Nighttime leg cramps are different from Restless Leg Syndrome. Both occur at night, but in Restless Leg Syndrome, moving the legs brings relief. Moving during a cramp will result in more pain. The cause of muscle cramps are often hard to determine. They may be brought on by several different conditions or activities, including:
- Overuse of Muscles
- Calcium Deficiency
- Magnesium Deficiency
- Potassium Deficiency
- Exposure to Cold Temperatures
- Kidney Disease
- Thyroid Disease
- Blood Flow Problems
- Certain Medications
If the muscle cramps you’re experiencing aren’t an indication of a more serious underlying condition, there are several natural ways you can treat them.
Try to relax the muscle that’s cramping. Stop performing any activity that may have induced the cramp and lightly stretch the muscle. Hold the stretch and massage the muscle.
2. Acupuncture or Massage
Acupuncture can help to relax the muscles and get to the core of the problem. If needles aren’t your thing, try getting a massage on a regular basis to keep muscles from getting too tight.
3. Epsom Salt Bath
Many coaches, therapists and personal trainers recommend this method for cramping. Take a warm bath with Epsom salts — It will provide magnesium to the outside of your body, and the warm water will help to sooth your muscles.
4. Drink More Water
Dehydration is a common cause of muscle cramping. Downing a bottle of water when you get a cramp probably won’t work as a quick fix, but making sure to drink enough water each and every day will help to hydrate your body on a regular basis and prevent cramping in the future.
5. Stay Active
Going for a walk can help to eliminate cramping due to the contracting and relaxing of the leg muscles. Keeping muscles from remaining still for too long and becoming stiff can help prevent cramps.
If you don’t regularly have leg cramps that are not related to a more serious condition, try adding more magnesium to your diet. Nuts and seeds are excellent natural sources of magnesium. Talk to your doctor before taking any supplements.
What to Do During a Cramp
The remedies listed above are preventative measures. So what is one to do while experiencing a cramp? Leg cramps during the night can be extremely painful and even feel paralyzing. Try to remember these few tips to help with the pain.
- Get up from the bed if you can and try to move the leg; walk around to stimulate blood flow.
- Massage the muscle in circular motions.
- Make sure your sheets, blankets, and bedtime clothing are loose and breathable.

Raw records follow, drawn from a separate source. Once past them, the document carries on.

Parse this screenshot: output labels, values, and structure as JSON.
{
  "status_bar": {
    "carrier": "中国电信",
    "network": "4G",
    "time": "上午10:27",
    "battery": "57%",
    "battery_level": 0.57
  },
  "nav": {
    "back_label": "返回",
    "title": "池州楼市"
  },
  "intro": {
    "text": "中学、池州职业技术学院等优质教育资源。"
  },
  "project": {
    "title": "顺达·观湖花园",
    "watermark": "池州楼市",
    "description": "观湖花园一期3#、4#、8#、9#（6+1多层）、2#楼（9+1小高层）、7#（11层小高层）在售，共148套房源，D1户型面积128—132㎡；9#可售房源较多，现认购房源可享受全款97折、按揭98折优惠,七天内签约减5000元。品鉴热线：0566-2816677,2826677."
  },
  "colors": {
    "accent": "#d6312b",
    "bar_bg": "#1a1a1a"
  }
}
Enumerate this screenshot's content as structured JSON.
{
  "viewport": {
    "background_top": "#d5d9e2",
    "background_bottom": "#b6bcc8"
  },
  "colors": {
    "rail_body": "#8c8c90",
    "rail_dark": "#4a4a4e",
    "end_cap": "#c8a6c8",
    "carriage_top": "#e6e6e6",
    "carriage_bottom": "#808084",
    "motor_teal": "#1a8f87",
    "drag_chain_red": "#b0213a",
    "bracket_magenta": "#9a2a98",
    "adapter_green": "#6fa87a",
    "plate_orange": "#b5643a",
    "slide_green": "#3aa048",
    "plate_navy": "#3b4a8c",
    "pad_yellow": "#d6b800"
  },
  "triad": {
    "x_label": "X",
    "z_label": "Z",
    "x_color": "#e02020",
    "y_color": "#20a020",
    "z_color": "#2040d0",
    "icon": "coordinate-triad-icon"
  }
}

- Sit on the floor and extend your legs out in front of you. Flex your feet at the ankles and point the toes. Then use your hands to pull your feet and slowly stretch the muscles.